**DIRECTIONS FOR THIS TASK:**
Your answer must consist of every line from the data below that includes the word "type".

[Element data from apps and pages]

*-*-*

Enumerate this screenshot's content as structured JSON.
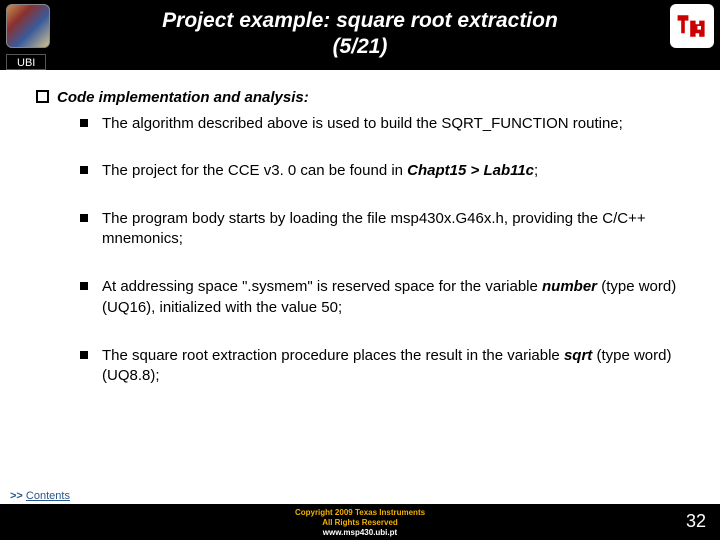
{
  "header": {
    "title_l1": "Project example: square root extraction",
    "title_l2": "(5/21)",
    "ubi": "UBI"
  },
  "content": {
    "heading": "Code implementation and analysis:",
    "b1": "The algorithm described above is used to build the SQRT_FUNCTION routine;",
    "b2_a": "The project for the CCE v3. 0 can be found in ",
    "b2_b": "Chapt15 > Lab11c",
    "b2_c": ";",
    "b3": "The program body starts by loading the file msp430x.G46x.h, providing the C/C++ mnemonics;",
    "b4_a": "At addressing space \".sysmem\" is reserved space for the variable ",
    "b4_b": "number",
    "b4_c": " (type word) (UQ16), initialized with the value 50;",
    "b5_a": "The square root extraction procedure places the result in the variable ",
    "b5_b": "sqrt",
    "b5_c": " (type word) (UQ8.8);"
  },
  "footer": {
    "contents_arrow": ">>",
    "contents_text": "Contents",
    "copy_l1": "Copyright  2009 Texas Instruments",
    "copy_l2": "All Rights Reserved",
    "www": "www.msp430.ubi.pt",
    "page": "32"
  }
}
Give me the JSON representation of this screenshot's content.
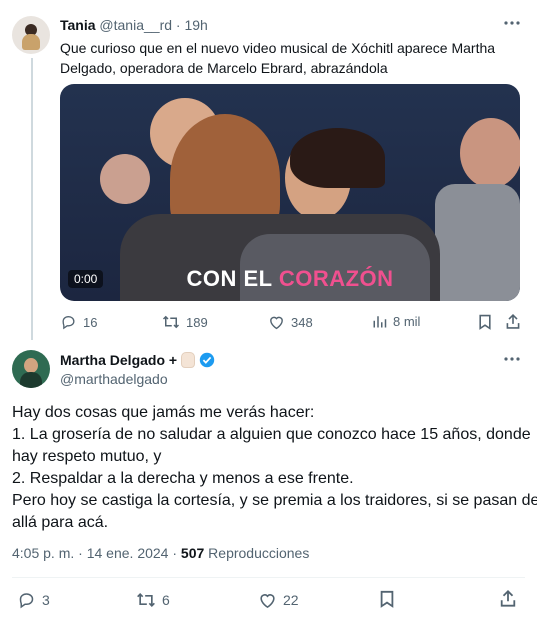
{
  "tweet1": {
    "name": "Tania",
    "handle": "@tania__rd",
    "time": "19h",
    "text_line1": "Que curioso que en el nuevo video musical de Xóchitl aparece Martha",
    "text_line2": "Delgado, operadora de Marcelo Ebrard, abrazándola",
    "video": {
      "timestamp": "0:00",
      "caption_white": "CON EL",
      "caption_pink": "CORAZÓN"
    },
    "actions": {
      "replies": "16",
      "reposts": "189",
      "likes": "348",
      "views": "8 mil"
    }
  },
  "tweet2": {
    "name": "Martha Delgado +",
    "handle": "@marthadelgado",
    "body": [
      "Hay dos cosas que jamás me verás hacer:",
      "1. La grosería de no saludar a alguien que conozco hace 15 años, donde",
      "hay respeto mutuo, y",
      "2. Respaldar a la derecha y menos a ese frente.",
      "Pero hoy se castiga la cortesía, y se premia a los traidores, si se pasan de",
      "allá para acá."
    ],
    "meta": {
      "time": "4:05 p. m.",
      "separator": "·",
      "date": "14 ene. 2024",
      "views_count": "507",
      "views_label": "Reproducciones"
    },
    "actions": {
      "replies": "3",
      "reposts": "6",
      "likes": "22"
    }
  },
  "colors": {
    "verified": "#1d9bf0",
    "pink": "#f0508f",
    "muted": "#536471"
  }
}
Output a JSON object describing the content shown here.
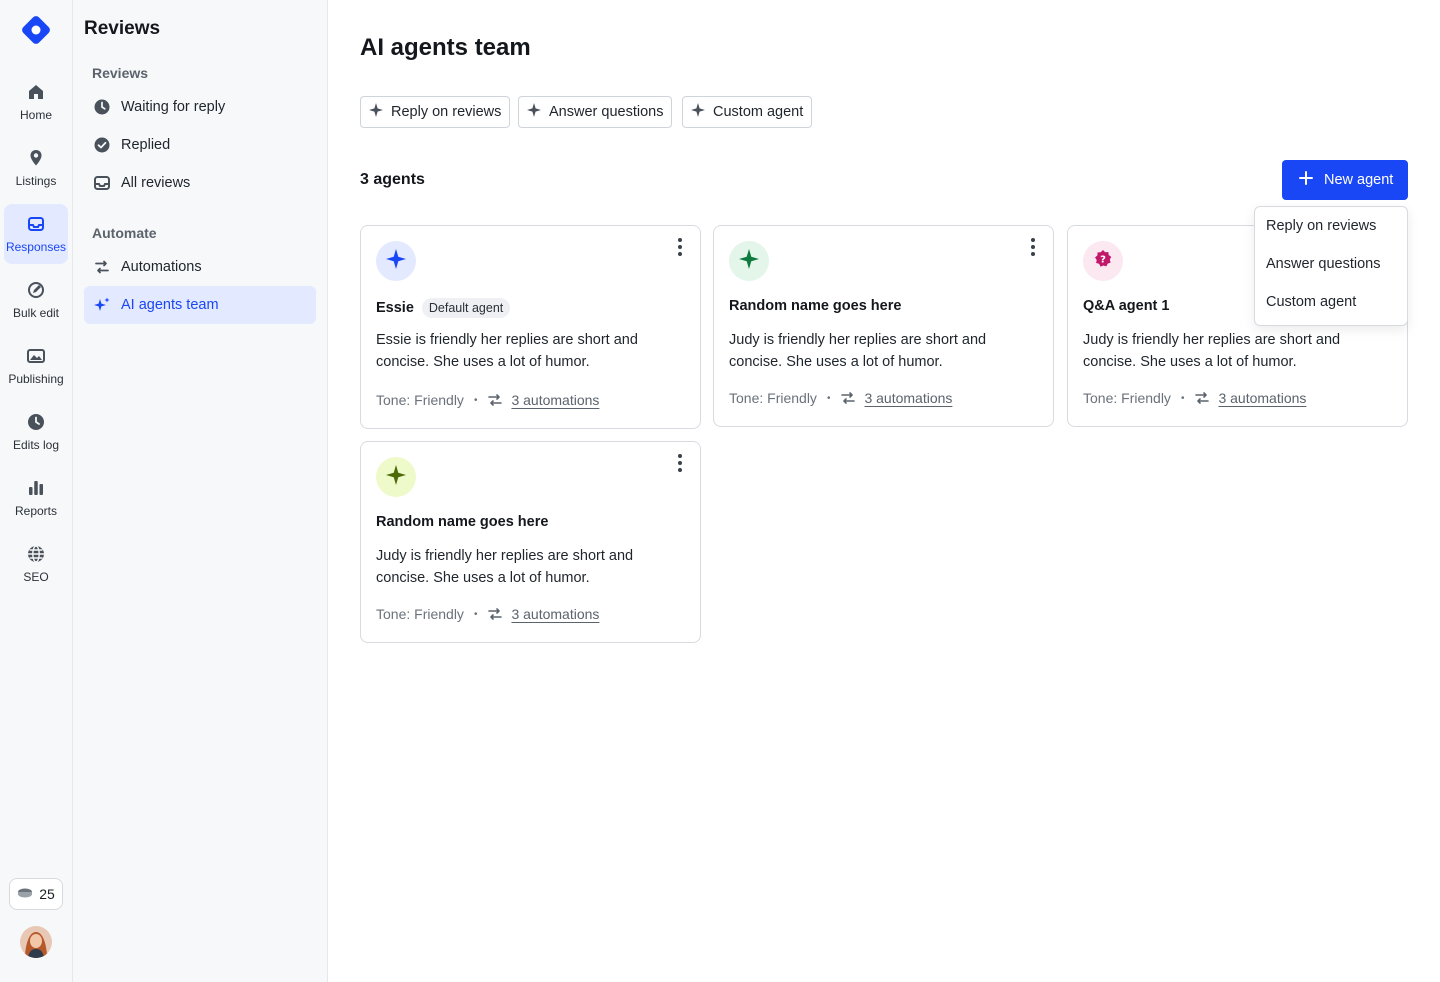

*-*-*

**ANSWER FOR THE TASK:**
    "b4_c": " (type word) (UQ16), initialized with the value 50;",
    "b5_c": " (type word) (UQ8.8);"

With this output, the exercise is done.